# [TASK]
In the records below, some lines hold the word "time". Copy each of those lines.

※ ※ ※

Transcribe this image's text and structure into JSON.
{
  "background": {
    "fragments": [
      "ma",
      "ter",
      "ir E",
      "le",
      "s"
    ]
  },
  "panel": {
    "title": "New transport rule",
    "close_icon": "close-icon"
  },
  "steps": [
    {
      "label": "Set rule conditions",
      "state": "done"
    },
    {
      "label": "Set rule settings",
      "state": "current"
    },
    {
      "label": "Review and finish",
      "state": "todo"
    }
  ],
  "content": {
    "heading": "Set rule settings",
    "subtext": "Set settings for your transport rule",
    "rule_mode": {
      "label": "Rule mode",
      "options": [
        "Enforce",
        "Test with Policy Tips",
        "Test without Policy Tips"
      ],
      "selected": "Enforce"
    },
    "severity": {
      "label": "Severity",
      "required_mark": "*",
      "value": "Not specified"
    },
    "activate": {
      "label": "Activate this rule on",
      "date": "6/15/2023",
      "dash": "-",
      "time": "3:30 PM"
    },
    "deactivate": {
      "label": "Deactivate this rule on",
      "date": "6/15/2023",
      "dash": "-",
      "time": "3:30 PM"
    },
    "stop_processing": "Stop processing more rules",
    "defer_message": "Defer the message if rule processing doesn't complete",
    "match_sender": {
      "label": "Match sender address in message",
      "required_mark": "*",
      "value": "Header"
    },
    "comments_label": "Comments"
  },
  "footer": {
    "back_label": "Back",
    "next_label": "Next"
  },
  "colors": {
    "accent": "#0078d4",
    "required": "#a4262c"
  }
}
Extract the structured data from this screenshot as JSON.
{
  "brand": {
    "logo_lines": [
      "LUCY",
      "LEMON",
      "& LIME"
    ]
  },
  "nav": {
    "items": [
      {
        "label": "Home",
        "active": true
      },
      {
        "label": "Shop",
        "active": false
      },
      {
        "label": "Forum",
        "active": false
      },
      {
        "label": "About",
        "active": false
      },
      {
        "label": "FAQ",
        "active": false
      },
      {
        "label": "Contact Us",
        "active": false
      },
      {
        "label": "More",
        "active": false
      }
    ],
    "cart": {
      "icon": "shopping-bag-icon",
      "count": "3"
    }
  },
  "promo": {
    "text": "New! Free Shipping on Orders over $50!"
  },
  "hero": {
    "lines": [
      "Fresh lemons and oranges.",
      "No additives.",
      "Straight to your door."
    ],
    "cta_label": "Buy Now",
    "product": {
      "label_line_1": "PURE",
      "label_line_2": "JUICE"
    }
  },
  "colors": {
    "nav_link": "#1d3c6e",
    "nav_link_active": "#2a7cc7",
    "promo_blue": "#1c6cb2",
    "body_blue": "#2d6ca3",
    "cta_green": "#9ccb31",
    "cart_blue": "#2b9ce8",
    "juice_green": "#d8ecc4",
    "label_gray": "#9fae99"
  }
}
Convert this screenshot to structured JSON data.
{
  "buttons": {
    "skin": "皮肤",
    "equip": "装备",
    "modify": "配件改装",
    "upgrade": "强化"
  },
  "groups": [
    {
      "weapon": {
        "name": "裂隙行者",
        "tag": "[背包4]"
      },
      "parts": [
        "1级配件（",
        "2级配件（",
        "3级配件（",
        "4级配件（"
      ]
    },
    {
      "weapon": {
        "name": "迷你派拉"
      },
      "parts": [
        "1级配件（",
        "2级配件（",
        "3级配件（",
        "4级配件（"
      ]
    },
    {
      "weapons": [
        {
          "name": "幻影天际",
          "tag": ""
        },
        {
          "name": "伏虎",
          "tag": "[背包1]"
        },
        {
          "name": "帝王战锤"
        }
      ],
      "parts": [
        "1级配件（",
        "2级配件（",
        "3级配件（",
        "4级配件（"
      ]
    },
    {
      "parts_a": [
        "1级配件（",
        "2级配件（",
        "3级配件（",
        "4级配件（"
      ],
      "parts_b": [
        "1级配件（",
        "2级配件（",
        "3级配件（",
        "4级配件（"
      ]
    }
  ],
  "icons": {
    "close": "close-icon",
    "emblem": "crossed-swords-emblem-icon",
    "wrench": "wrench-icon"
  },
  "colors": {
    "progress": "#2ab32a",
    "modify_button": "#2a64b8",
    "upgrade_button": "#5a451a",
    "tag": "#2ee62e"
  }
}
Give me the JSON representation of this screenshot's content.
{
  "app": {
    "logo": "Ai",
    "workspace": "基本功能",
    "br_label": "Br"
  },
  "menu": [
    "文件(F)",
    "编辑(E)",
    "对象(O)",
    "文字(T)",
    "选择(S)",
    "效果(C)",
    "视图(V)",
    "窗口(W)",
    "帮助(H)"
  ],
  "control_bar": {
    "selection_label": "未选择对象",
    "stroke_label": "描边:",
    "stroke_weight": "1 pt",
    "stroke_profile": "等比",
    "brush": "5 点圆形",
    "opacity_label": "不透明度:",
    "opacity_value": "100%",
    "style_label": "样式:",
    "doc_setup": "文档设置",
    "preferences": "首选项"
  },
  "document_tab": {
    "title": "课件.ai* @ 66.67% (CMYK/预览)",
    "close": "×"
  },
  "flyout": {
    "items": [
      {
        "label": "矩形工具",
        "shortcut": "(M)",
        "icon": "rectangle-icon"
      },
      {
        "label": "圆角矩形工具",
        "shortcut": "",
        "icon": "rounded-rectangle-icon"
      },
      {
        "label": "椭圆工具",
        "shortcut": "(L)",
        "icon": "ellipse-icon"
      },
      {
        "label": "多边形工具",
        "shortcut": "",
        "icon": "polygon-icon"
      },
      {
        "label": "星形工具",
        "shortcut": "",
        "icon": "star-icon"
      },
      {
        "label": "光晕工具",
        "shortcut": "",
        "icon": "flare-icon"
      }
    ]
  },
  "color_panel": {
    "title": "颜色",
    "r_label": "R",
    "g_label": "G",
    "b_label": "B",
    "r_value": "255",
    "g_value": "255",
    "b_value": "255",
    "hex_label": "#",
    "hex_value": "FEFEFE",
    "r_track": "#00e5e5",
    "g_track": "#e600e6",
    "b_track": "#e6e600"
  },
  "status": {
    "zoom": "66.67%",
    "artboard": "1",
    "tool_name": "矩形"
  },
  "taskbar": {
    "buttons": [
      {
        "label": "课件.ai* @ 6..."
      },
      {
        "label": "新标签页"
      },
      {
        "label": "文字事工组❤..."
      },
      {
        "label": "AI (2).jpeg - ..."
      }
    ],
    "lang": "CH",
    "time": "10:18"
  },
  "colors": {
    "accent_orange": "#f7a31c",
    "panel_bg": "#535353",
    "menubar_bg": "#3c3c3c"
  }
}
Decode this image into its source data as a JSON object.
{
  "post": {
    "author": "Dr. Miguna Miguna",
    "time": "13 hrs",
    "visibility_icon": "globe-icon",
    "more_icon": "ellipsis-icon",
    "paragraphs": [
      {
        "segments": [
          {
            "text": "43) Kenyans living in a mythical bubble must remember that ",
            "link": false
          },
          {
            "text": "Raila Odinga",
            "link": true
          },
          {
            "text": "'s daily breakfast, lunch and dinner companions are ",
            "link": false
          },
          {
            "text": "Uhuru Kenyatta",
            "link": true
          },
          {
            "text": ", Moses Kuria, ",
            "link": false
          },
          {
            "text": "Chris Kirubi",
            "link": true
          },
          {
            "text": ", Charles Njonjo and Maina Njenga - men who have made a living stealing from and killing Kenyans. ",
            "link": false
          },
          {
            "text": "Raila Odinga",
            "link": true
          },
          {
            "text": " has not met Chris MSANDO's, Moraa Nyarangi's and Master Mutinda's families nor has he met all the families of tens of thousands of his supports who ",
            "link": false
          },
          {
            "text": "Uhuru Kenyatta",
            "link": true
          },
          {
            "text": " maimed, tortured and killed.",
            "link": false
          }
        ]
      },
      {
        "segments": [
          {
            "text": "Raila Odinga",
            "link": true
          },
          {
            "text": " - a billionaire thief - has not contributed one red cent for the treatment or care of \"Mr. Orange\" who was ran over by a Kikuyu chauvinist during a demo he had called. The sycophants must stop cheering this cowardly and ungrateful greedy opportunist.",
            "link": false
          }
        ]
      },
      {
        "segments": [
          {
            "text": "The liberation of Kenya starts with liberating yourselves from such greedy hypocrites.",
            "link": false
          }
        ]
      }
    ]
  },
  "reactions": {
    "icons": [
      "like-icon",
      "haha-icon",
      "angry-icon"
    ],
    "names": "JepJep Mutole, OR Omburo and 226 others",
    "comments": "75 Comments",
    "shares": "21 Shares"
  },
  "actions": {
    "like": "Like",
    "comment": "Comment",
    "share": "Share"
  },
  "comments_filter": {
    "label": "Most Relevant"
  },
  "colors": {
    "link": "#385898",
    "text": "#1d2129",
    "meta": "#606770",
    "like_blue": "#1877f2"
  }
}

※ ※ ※

# [ANSWER TO THIS PROBLEM]
      "time": "3:30 PM"
      "time": "3:30 PM"
    "time": "10:18"
    "time": "13 hrs",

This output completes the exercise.